As computers revolutionize many aspects of life, military officials have stepped up development of cyber weapons and spoken ominously of their potential to change the nature of war. Instead of risking planes to bomb power grids, telephone exchanges or rail lines, for example, Pentagon planners envision soldiers at computer terminals silently invading foreign networks to shut down electrical facilities, interrupt telephone service, crash trains and disrupt financial systems. But such attacks, officials say, pose nettlesome legal, ethical and practical problems.


Midway through the war with Yugoslavia, the Defense Department's top legal office issued guidelines warning that misuse of cyber attacks could subject U.S. authorities to war crimes charges. It advised commanders to apply the same "law of war" principles to computer attack that they do to the use of bombs and missiles. These call for hitting targets that are of military necessity only, minimizing collateral damage and avoiding indiscriminate attacks.


Defense officials said concern about legalities was only one of the reasons U.S. authorities resisted the temptation to, say, raid the bank accounts of Yugoslav President Slobodan Milosevic. Other reasons included the untested or embryonic state of the U.S. cyber arsenal and the rudimentary or decentralized nature of some Yugoslav systems, which officials said did not lend themselves to computer assault.


U.S. forces did target some computers that controlled the Yugoslav air defense system, the officials said. But the attacks were launched from electronic jamming aircraft rather than over computer networks from ground-based U.S. keyboards.


The 50 pages of guidelines, prepared by the Pentagon general counsel's office, were not drafted with the Yugoslav operation specifically in mind. But officials said the document, which has received little publicity, reflected the collective thinking of Defense Department lawyers about cyber warfare and marked the U.S. government's first formal attempt to set legal boundaries for the military's involvement in computer attack operations.


It told commanders to remain wary of targeting institutions that are essentially civilian, such as banking systems and universities, even though cyber weapons might provide the ability to do so.

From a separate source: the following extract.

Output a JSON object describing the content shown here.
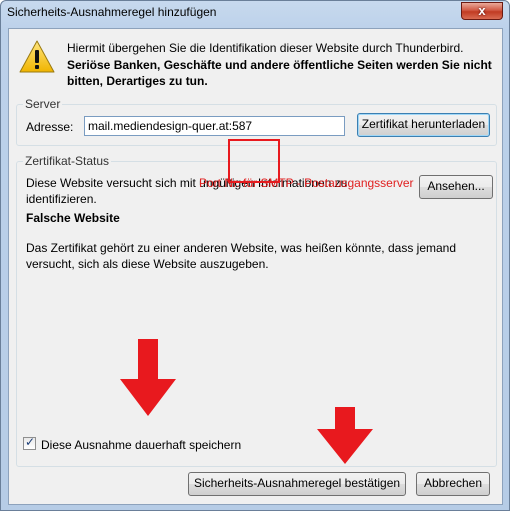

In wartime, the document advised, computer attacks and other forms of what the military calls "information operations" should be conducted only by members of the armed forces, not civilian agents. It also stated that before launching any cyber assaults, commanders must carefully gauge potential damage beyond the intended target, much as the Pentagon now estimates the number of likely casualties from bomb attacks.


By penetrating computer systems that control communications, transportation, energy and other basic services in a foreign country, cyber weapons can have serious cascading effects, disrupting not only military operations but civilian life, Pentagon officials say.


Defense specialists contend there are large gaps between what the technology promises and what practitioners can deliver. "We certainly have some capabilities, but they aren't what I would call mature ones yet," a high-ranking U.S. military officer said.